• Exercise objective: Search the material for "text" and show all lines that contain it.
==== Exercise data ====
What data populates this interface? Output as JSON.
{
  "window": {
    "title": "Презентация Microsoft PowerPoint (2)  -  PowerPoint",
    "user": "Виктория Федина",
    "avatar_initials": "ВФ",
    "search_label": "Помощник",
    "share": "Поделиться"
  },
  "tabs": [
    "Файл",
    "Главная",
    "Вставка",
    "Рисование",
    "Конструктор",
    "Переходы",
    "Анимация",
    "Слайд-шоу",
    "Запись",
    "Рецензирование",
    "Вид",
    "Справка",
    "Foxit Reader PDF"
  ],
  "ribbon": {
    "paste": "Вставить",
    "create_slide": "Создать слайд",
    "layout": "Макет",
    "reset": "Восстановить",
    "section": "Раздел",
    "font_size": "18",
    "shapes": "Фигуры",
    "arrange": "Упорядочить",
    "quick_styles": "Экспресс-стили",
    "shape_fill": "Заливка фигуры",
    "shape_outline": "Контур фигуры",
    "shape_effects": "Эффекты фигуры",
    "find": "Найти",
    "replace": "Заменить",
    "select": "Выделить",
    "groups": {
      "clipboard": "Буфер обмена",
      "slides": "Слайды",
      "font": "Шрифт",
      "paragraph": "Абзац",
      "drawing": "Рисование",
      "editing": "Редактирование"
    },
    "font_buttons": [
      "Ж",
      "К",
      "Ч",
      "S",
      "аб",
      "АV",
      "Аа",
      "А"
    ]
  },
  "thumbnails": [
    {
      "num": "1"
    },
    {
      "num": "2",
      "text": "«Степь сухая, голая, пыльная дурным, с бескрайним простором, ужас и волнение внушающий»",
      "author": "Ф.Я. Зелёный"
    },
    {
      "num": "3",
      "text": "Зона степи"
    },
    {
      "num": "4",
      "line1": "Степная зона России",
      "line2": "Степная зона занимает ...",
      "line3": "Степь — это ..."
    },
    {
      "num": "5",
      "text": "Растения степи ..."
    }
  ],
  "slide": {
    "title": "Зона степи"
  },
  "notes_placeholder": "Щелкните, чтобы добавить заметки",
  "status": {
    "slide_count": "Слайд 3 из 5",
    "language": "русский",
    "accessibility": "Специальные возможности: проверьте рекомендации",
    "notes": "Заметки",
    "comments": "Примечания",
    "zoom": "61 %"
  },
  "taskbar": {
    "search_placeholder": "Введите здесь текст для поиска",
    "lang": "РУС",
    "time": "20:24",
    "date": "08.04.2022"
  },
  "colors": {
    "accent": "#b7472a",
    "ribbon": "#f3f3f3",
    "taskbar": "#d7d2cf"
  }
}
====
• Solved problem:
      "text": "«Степь сухая, голая, пыльная дурным, с бескрайним простором, ужас и волнение внушающий»",
      "text": "Зона степи"
      "text": "Растения степи ..."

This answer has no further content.